The Biblical notion of giving thanks digs deeper than merely making a list. It is worth reflecting on the Hebrew word yadah, often translated “give thanks,” to see all that God has in mind for us. There’s more to it than we might think.
What if “keeping it complicated” really did justice to the subject matter and “making it simple” misrepresents it? What if we can’t “keep” it simple because it never was simple to begin with? What if we’re not “making” it complicated but reflecting the truth as it really is?
One area where compartmentalizing (the opposite of integration) has hurt the church is the isolation of evangelism.

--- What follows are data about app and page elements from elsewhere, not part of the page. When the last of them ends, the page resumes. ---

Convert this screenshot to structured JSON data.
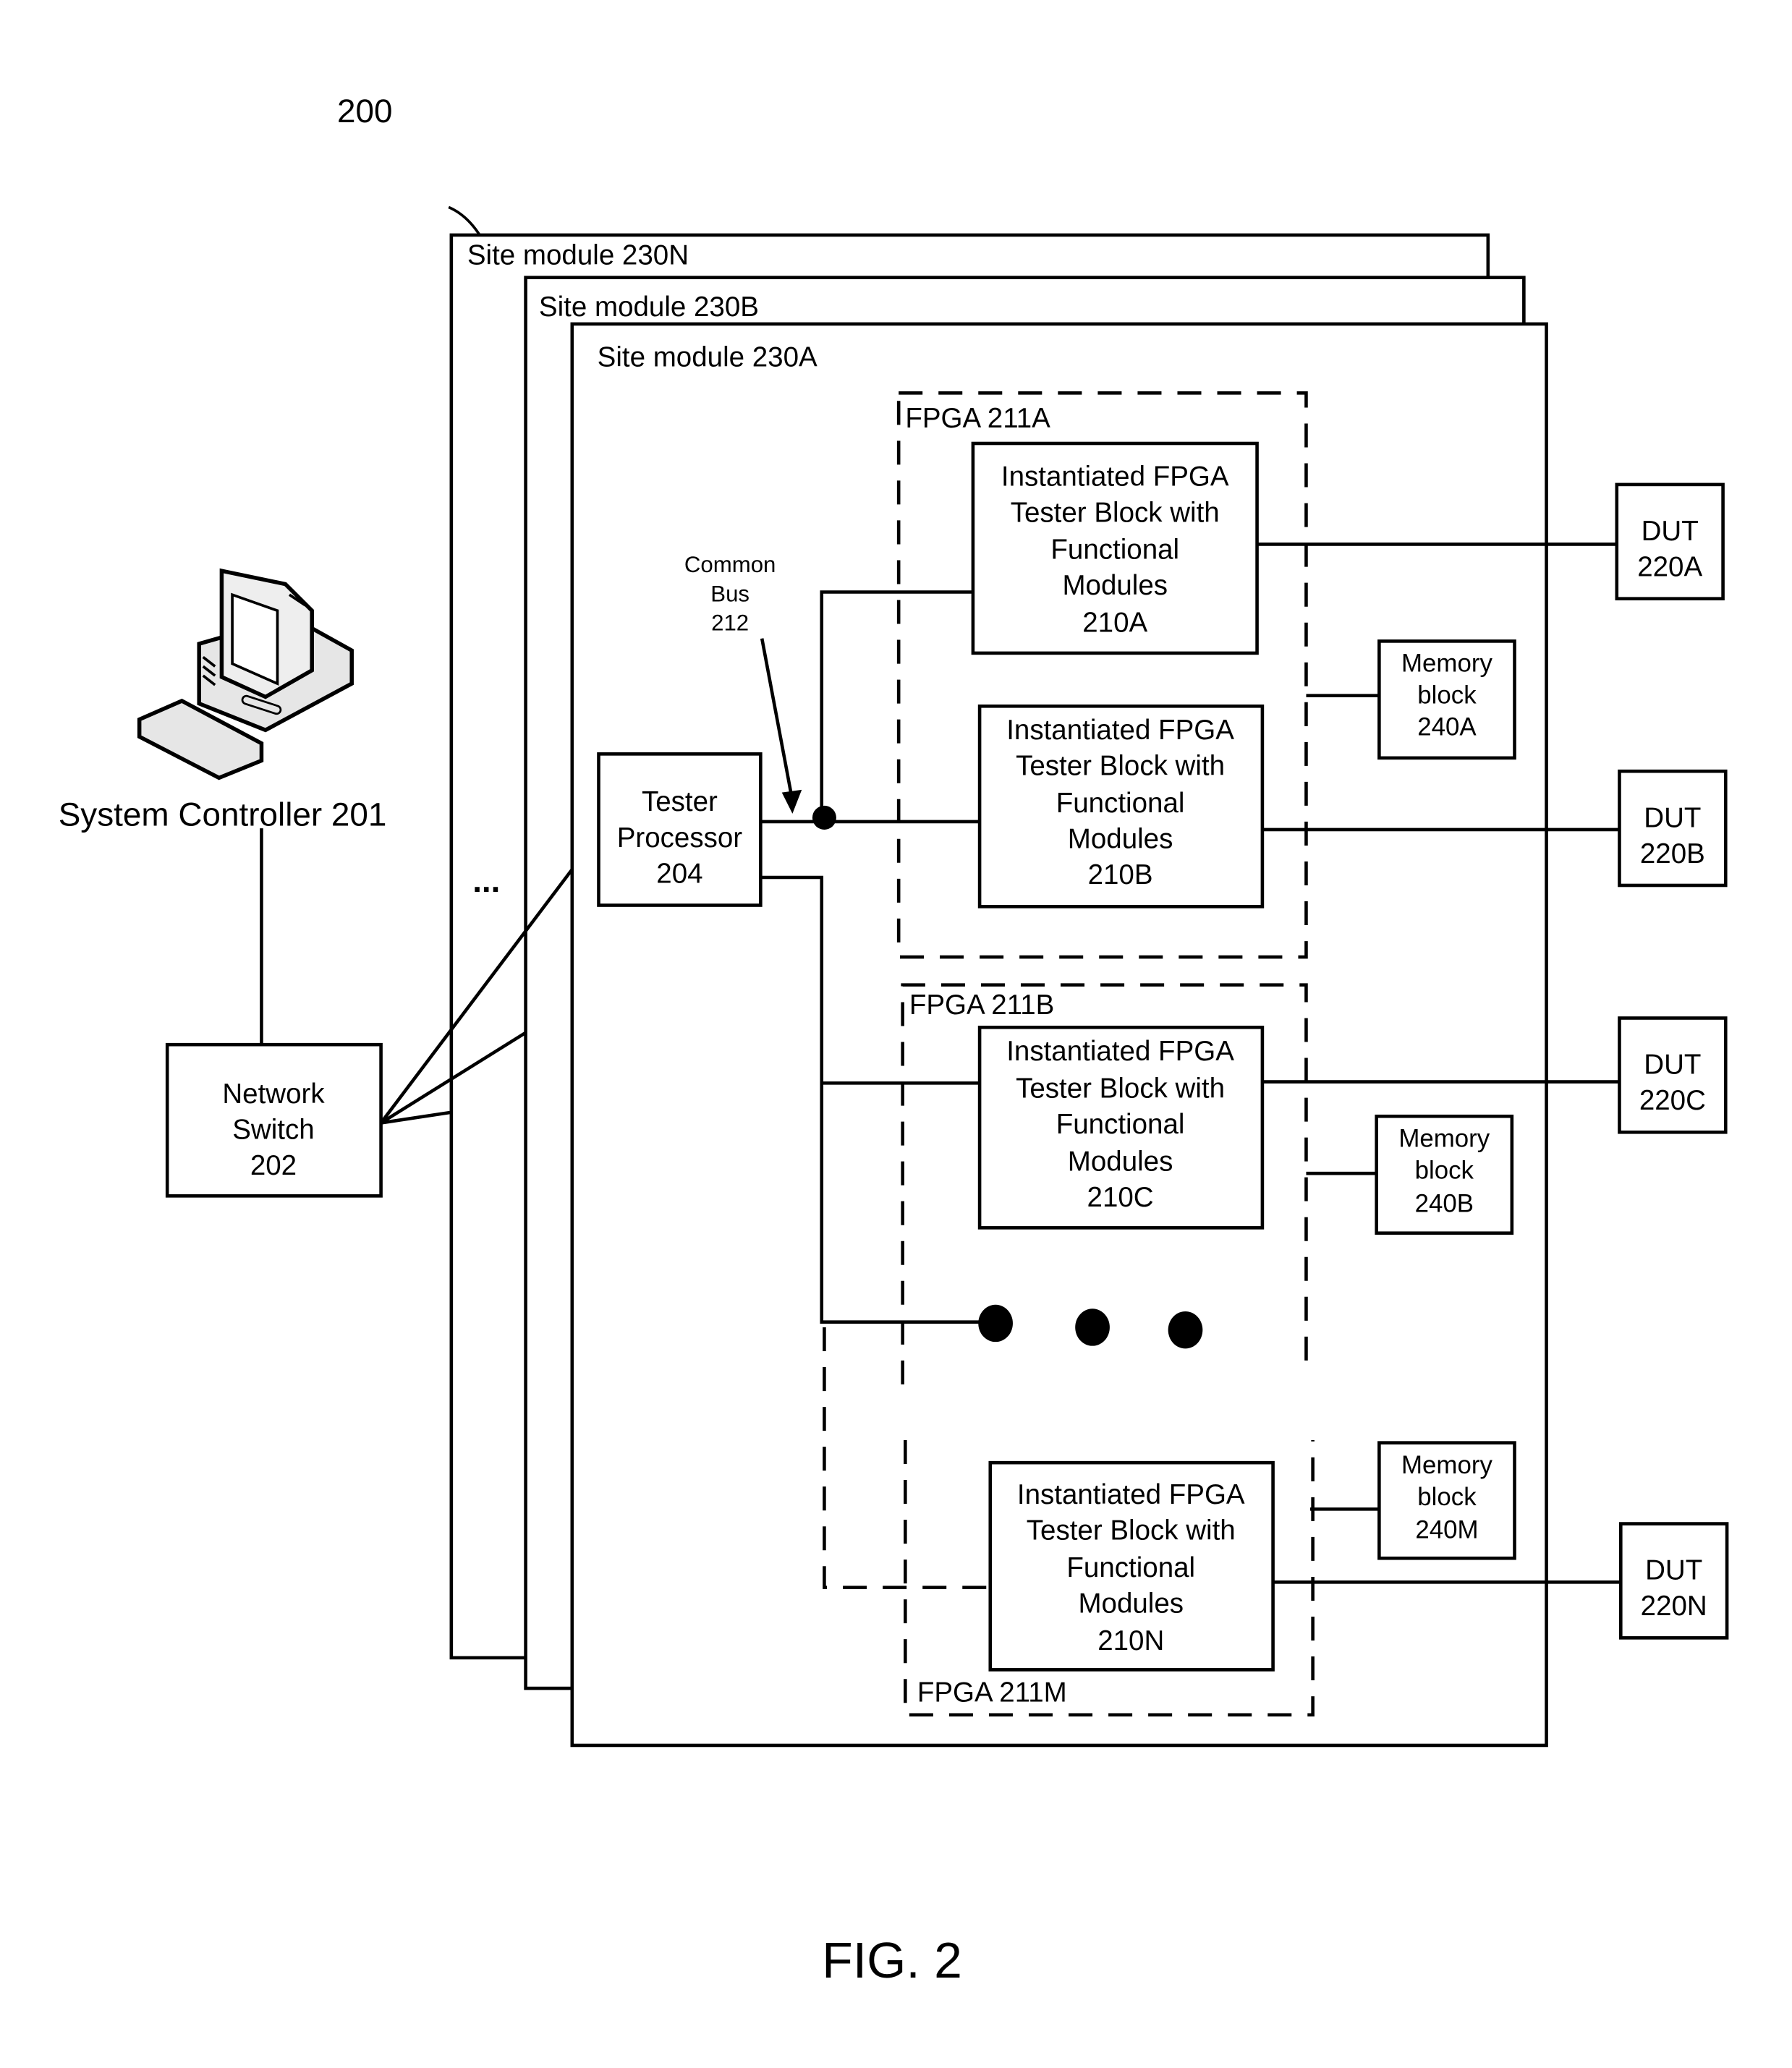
{
  "figure": {
    "reference_number": "200",
    "caption": "FIG. 2"
  },
  "system_controller": {
    "label": "System Controller 201",
    "icon": "desktop-computer-icon"
  },
  "network_switch": {
    "lines": [
      "Network",
      "Switch",
      "202"
    ]
  },
  "site_modules": [
    {
      "label": "Site module 230N"
    },
    {
      "label": "Site module 230B"
    },
    {
      "label": "Site module 230A"
    }
  ],
  "ellipsis": "...",
  "tester_processor": {
    "lines": [
      "Tester",
      "Processor",
      "204"
    ]
  },
  "common_bus": {
    "lines": [
      "Common",
      "Bus",
      "212"
    ]
  },
  "fpgas": [
    {
      "label": "FPGA 211A"
    },
    {
      "label": "FPGA 211B"
    },
    {
      "label": "FPGA 211M"
    }
  ],
  "tester_blocks": [
    {
      "lines": [
        "Instantiated FPGA",
        "Tester Block with",
        "Functional",
        "Modules",
        "210A"
      ]
    },
    {
      "lines": [
        "Instantiated FPGA",
        "Tester Block with",
        "Functional",
        "Modules",
        "210B"
      ]
    },
    {
      "lines": [
        "Instantiated FPGA",
        "Tester Block with",
        "Functional",
        "Modules",
        "210C"
      ]
    },
    {
      "lines": [
        "Instantiated FPGA",
        "Tester Block with",
        "Functional",
        "Modules",
        "210N"
      ]
    }
  ],
  "memory_blocks": [
    {
      "lines": [
        "Memory",
        "block",
        "240A"
      ]
    },
    {
      "lines": [
        "Memory",
        "block",
        "240B"
      ]
    },
    {
      "lines": [
        "Memory",
        "block",
        "240M"
      ]
    }
  ],
  "duts": [
    {
      "lines": [
        "DUT",
        "220A"
      ]
    },
    {
      "lines": [
        "DUT",
        "220B"
      ]
    },
    {
      "lines": [
        "DUT",
        "220C"
      ]
    },
    {
      "lines": [
        "DUT",
        "220N"
      ]
    }
  ]
}
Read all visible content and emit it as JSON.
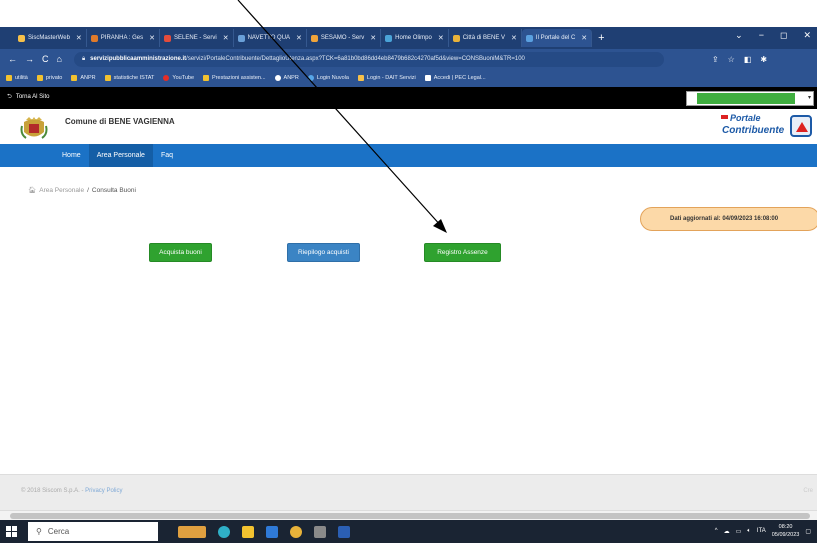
{
  "browser": {
    "tabs": [
      {
        "label": "SiscMasterWeb",
        "color": "#f6c04a"
      },
      {
        "label": "PIRANHA : Ges",
        "color": "#e07a2a"
      },
      {
        "label": "SELENE - Servi",
        "color": "#e34c3c"
      },
      {
        "label": "NAVETTO QUA",
        "color": "#6aa0d8"
      },
      {
        "label": "SESAMO - Serv",
        "color": "#f0a43a"
      },
      {
        "label": "Home Olimpo",
        "color": "#4aa3d8"
      },
      {
        "label": "Città di BENE V",
        "color": "#e8b23a"
      },
      {
        "label": "Il Portale del C",
        "color": "#5aa0e0"
      }
    ],
    "new_tab": "+",
    "window_controls": [
      "⌄",
      "−",
      "◻",
      "✕"
    ],
    "url_host": "servizipubblicaamministrazione.it",
    "url_path": "/servizi/PortaleContribuente/DettaglioUtenza.aspx?TCK=6a81b0bd86dd4eb8479b682c4270af5d&view=CONSBuoniM&TR=100",
    "bookmarks": [
      {
        "label": "utilità",
        "color": "#f2c230"
      },
      {
        "label": "privato",
        "color": "#f2c230"
      },
      {
        "label": "ANPR",
        "color": "#f2c230"
      },
      {
        "label": "statistiche ISTAT",
        "color": "#f2c230"
      },
      {
        "label": "YouTube",
        "color": "#e52d27"
      },
      {
        "label": "Prestazioni assisten...",
        "color": "#f2c230"
      },
      {
        "label": "ANPR",
        "color": "#ffffff"
      },
      {
        "label": "Login Nuvola",
        "color": "#57a6e8"
      },
      {
        "label": "Login - DAIT Servizi",
        "color": "#f6c04a"
      },
      {
        "label": "Accedi | PEC Legal...",
        "color": "#ffffff"
      }
    ]
  },
  "site": {
    "back_label": "Torna Al Sito",
    "comune_title": "Comune di BENE VAGIENNA",
    "portale_line1": "Portale",
    "portale_line2": "Contribuente",
    "nav": [
      "Home",
      "Area Personale",
      "Faq"
    ],
    "breadcrumb_root": "Area Personale",
    "breadcrumb_sep": "/",
    "breadcrumb_current": "Consulta Buoni",
    "updated_label": "Dati aggiornati al: 04/09/2023 16:08:00",
    "buttons": {
      "acquista": "Acquista buoni",
      "riepilogo": "Riepilogo acquisti",
      "registro": "Registro Assenze"
    },
    "footer_copy": "© 2018 Siscom S.p.A. -",
    "footer_privacy": "Privacy Policy",
    "footer_right": "Cre"
  },
  "taskbar": {
    "search_placeholder": "Cerca",
    "lang": "ITA",
    "time": "08:20",
    "date": "05/09/2023"
  },
  "colors": {
    "nav_blue": "#1b72c6",
    "button_green": "#2fa22f",
    "button_blue": "#3b84c4",
    "date_badge": "#fcd9a8"
  }
}
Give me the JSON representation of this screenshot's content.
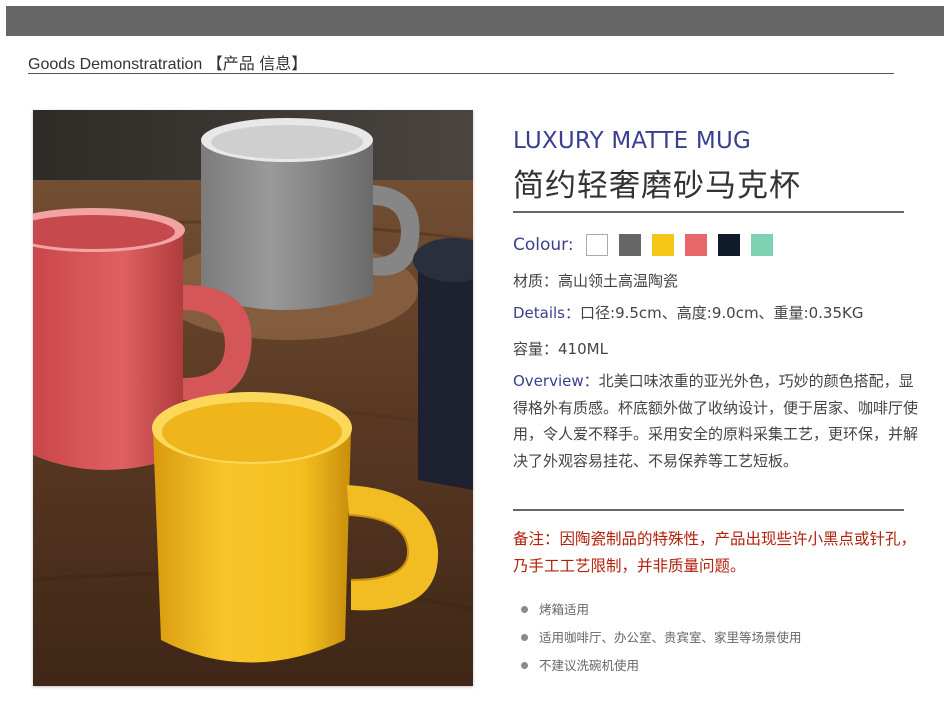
{
  "header": {
    "section_title": "Goods Demonstratration 【产品 信息】"
  },
  "product": {
    "title_en": "LUXURY MATTE MUG",
    "title_cn": "简约轻奢磨砂马克杯",
    "colour_label": "Colour:",
    "colours": [
      "#ffffff",
      "#666666",
      "#f5c518",
      "#e8686a",
      "#0f1a2b",
      "#7fd1b4"
    ],
    "material_label": "材质：",
    "material_value": "高山领土高温陶瓷",
    "details_label": "Details：",
    "details_value": "口径:9.5cm、高度:9.0cm、重量:0.35KG",
    "capacity_label": "容量：",
    "capacity_value": "410ML",
    "overview_label": "Overview：",
    "overview_text": "北美口味浓重的亚光外色，巧妙的颜色搭配，显得格外有质感。杯底额外做了收纳设计，便于居家、咖啡厅使用，令人爱不释手。采用安全的原料采集工艺，更环保，并解决了外观容易挂花、不易保养等工艺短板。",
    "note_text": "备注：因陶瓷制品的特殊性，产品出现些许小黑点或针孔，乃手工工艺限制，并非质量问题。",
    "features": [
      "烤箱适用",
      "适用咖啡厅、办公室、贵宾室、家里等场景使用",
      "不建议洗碗机使用"
    ]
  }
}
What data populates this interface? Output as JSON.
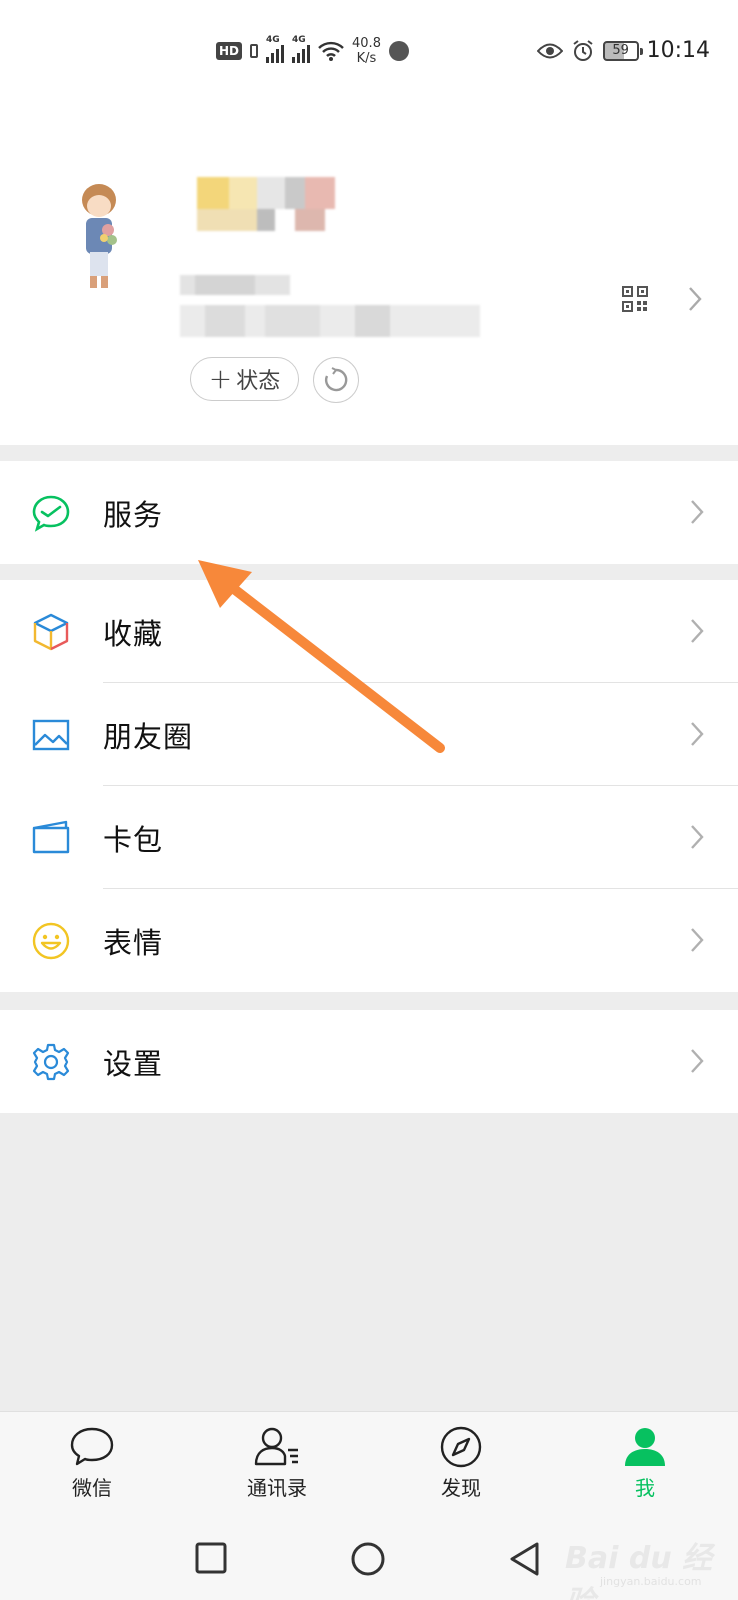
{
  "status_bar": {
    "hd": "HD",
    "net1": "4G",
    "net2": "4G",
    "speed_value": "40.8",
    "speed_unit": "K/s",
    "battery": "59",
    "time": "10:14"
  },
  "profile": {
    "status_button_label": "状态"
  },
  "menu": {
    "services": "服务",
    "favorites": "收藏",
    "moments": "朋友圈",
    "cards": "卡包",
    "stickers": "表情",
    "settings": "设置"
  },
  "tabs": {
    "chats": "微信",
    "contacts": "通讯录",
    "discover": "发现",
    "me": "我"
  },
  "watermark": {
    "logo": "Bai du 经验",
    "site": "jingyan.baidu.com"
  },
  "colors": {
    "accent_green": "#07c160",
    "arrow_orange": "#f7883a",
    "background": "#ededed"
  }
}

Outreach has often been seen as a separate or unusual “program” in the church rather than a core component of its existence.
When Jesus was asked by his disciples, “Lord, teach us to pray,” he did not say, “Well, for one thing, don’t use words. Just listen.” Instead, he told them (and us) to use words and, in one instance, he even gave us the exact words to say.
The task of evangelism often includes telling our individual story along with the larger gospel story. Weaving the two together makes for a powerful articulation of God’s gracious work through all times and his specific salvific work in an individual heart – namely, yours.
As part of a research project I’m conducting, I have just completed listening to 40 college students who say they have become Christians within the past two years. Here are ten initial thoughts by way of observation and concerns.
The lofty notion of revival has taken center stage in my prayer life as of late. I’m sure I’m motivated in part by the disturbing stories that dominate our news. And God has guided me to some books that have underlined the need for such prayer.
How do you go about resolving the tension between, on the one hand, having a “dialogue” approach to evangelism and viewing it as a process, and, on the other hand, wanting to get the whole gospel into the conversation?
Becoming fluent in positive, healthy, truthful, Scripture-saturated internal dialogue should be a high priority for all of us. Talking to yourself is an important life-skill that requires practice, careful consideration, and perseverance.